Unfortunately, we ran into trouble each time we attempted to run GFXBench on the Droid ULTRA, which we experienced the same issues on the Droid MAXX. We couldn’t get a score from the application due to it crashing several times.
The final benchmark we like to run is Geekbench, which isn’t a benchmark that tests the mobile device’s ability with real-world applications, but instead squarely focuses on the CPU’s raw performance score by throwing mathematical equations at it.
As important as it is to see how powerful a device is through the use of benchmarks, we also think it’s important to make a note of how that device’s perceived performance is during normal use. During our time with the Droid ULTRA, we didn’t notice any sort of lag or slowdown when launching applications or using the device in general. We only had issues with GFXBench as it crashed each time we ran tests on the ULTRA, but other than that, we didn’t have any issues with other applications.
Battery (very good)
The Droid ULTRA features a 2130mAh battery which is pretty average for 5-inch smartphones. We recently reviewed the Droid MAXX, which has a 3500mAh battery, which we found it to be excellent. With over 1000mAh less, let’s see how the Droid ULTRA fairs in your battery tests.
Moderate Usage (excellent)

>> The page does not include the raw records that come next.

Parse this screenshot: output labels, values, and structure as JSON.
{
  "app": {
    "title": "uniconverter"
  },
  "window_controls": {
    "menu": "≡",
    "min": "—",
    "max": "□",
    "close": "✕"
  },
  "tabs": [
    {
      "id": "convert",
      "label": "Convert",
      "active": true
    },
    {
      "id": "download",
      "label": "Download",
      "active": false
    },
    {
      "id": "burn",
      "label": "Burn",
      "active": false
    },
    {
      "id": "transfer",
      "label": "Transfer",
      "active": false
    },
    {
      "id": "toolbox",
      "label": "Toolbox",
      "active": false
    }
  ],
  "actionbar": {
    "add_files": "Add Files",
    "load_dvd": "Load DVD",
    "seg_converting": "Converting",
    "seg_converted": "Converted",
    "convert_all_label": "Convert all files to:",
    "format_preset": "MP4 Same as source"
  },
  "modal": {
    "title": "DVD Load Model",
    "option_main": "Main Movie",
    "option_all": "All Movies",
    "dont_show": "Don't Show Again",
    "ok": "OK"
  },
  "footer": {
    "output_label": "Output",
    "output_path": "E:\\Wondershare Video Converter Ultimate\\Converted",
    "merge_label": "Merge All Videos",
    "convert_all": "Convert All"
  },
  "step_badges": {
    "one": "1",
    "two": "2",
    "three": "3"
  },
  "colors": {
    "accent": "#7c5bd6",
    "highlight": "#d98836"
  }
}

For our moderate usage test, we used the Droid ULTRA off and on for about an hour performing tasks that weren’t exactly going to push the smartphone too hard. We checked Facebook, corresponded to emails, read some news stories and other activities that you’d consider to be typical for most people while connected to a wireless network. After an hour, we noticed the battery of the ULTRA dropped a total of 4%, which means you should expect the phone to last for a good amount of your work day under these conditions. Those who use the Droid ULTRA’s 4G LTE, expect your battery life to drop as a result.
Video Streaming Test (very good)
For our video streaming test, we streamed a 1080p YouTube video for one hour with the display set to 50% of the Droid ULTRA’s full brightness. After streaming the video for an hour, we noticed a drop of 14%, which means you should expect a little over 7 hours of battery life under these conditions.
Intense Usage (good+)
For our intense usage battery test, we played Riptide GP2 for an hour, which is a 3D racing game that pushes the hardware of our Android devices to their limits. After an hour of playing Riptide GP2, we noticed a drop of 27% in the ULTRA’s battery. This means you should expect close to 4 hours of battery life when playing games or performing other intense activities.
As important as knowing how long a battery will last is, we find it’s equally important to know just how long a battery will take to recharge itself. In the case of the Droid ULTRA’s 2130mAh battery, we noted the device recharged itself by 22% after leaving the phone plugged in after an hour. This means you should expect it to take a little over 4 hours to fully charge your phone if you’ve completely run its battery dry.
The Droid ULTRA offers a nice experience in a mid-range Android smartphone as it has a nice 5-inch 1280 x 720 display and it surprisingly is able to perform pretty well for a device with only a dual-core processor. But when you compare the ULTRA with some high-end phones like the LG G2 and Samsung Galaxy S4, then you’ll see that it just doesn’t offer as great as an experience as those devices.
The Droid ULTRA performs nearly just as well as the Droid MAXX, although the those who pick up the MAXX will certainly benefit from its 3500mAh battery. As far as a standalone Android phone, we can’t help but think you could spend your $99.99 on the LG G2, which will provide a much better experience.